Staffing costs accounts for approximately 80% of St. Joseph’s budget, and the additional funding would allow the facility to retain and recruit qualified providers while strengthening programming for the children in its care, Meyer said. Phillips likewise said the funding would help WBI bolster staffing and expand programming. The program would have the added benefit of relieving some of the pressure on hospital emergency rooms by opening beds for psychiatric patients, said Stefan Johansson, director of the WDH.
At its October meeting, the labor and health committee passed the draft bill. It will now go before the Wyoming Legislature during the 2023 general session.Both Boley and Wilson expressed hope that lawmakers would see the value in expanding funding for PRTFs while leaving the state’s general fund untouched.
“I don’t know what else our PRTFs are going to do if we’re not able to get this additional funding,” Boley said. “Unless the Legislature wants to pony up quite a bit more money in the general fund to help shore them up.”
Even with expanded access to PRTFs there will still be gaps in care. The Wyoming Department of Family Services estimates 10-12 children per year have complex behavioral needs that challenge the state’s healthcare, education, child welfare and juvenile justice systems.
Neither St. Joseph’s nor WBI are currently equipped to help violent children. Both predominantly serve youth with mental health concerns such as depression or suicidal ideation. When boys who are a danger to themselves or others have nowhere else to go, juvenile detention facilities are the remaining option. “We don’t want to use that as an option, because we don’t think it’s appropriate, but a child has to be safe,” Korin Schimdt, the director of DFS, told WyoFile and Casper Star-Tribune. The publications’ recent investigation found the state-run juvenile detention facility — the Wyoming Boys’ School — has seen an uptick in violent altercations between staff and residents.

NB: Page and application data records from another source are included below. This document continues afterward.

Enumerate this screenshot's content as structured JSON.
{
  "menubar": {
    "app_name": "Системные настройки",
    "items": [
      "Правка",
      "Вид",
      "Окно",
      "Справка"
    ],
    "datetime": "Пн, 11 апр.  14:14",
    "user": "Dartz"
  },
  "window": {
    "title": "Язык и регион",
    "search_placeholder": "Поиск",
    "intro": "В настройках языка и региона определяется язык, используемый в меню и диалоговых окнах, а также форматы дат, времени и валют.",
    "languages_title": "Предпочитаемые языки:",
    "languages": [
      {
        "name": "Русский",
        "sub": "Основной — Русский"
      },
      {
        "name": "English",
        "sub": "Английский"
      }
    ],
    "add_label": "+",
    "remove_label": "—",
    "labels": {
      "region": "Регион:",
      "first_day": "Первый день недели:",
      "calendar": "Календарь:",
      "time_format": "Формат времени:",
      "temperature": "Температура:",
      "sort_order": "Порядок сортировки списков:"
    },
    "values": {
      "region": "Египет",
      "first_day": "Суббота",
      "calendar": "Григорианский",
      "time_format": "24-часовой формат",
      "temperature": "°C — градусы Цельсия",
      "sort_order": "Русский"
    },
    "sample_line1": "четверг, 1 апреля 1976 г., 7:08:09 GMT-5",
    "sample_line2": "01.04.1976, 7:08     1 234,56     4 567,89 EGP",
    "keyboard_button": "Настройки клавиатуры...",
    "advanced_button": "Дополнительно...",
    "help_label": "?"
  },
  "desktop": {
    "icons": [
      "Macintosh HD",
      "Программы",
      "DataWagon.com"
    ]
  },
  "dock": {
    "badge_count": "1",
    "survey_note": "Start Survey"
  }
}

In 2021, the Wyoming Legislature passed House Bill 38, which required the state to redesign its behavioral health system in part to focus supportive services and funding on priority populations. Among the priority populations the state identified were high-risk families, including those with children recently discharged from psychiatric hospitals or PRTFs and families with children at risk of involvement in the judicial system.
The Wyoming Legislature continues to identify gaps in supportive services as it considers the role of the state in funding and developing supportive services, said Rep. Lloyd Larsen (R- Lander), chairman of the Select Committee on Mental Health and Substance Abuse. Identifying those gaps allows the state to begin correcting them, he said.
“Everything we do is reactionary,” Larsen said. “If the person has a meltdown, then we provide these services. The question — not just with adolescents, but with adults, with children, with everybody — is how can we get out in front and do the preventive component to reduce having to respond when their conditions become more acute.”
Efforts are underway to address the gap in early interventions. The Wyoming Department of Education received a five-year grant in August 2020 to expand mental health services in schools. But the acuity of children seeking care at St. Joseph’s has grown, and continues to grow, Meyer said, making support beyond funding only more critical.
“We’re seeing a higher need and a growing population needing services because providers have gone away, services have gone away,” Meyer said. “The state is talking about these 15 high-needs kids. A few years ago, that was only five. Now it’s 15. And while I think we absolutely have to address the needs and services for these 15, my concern is why are we not talking about how we got there and how do we intervene sooner, so that this population doesn’t continue to grow and grow.”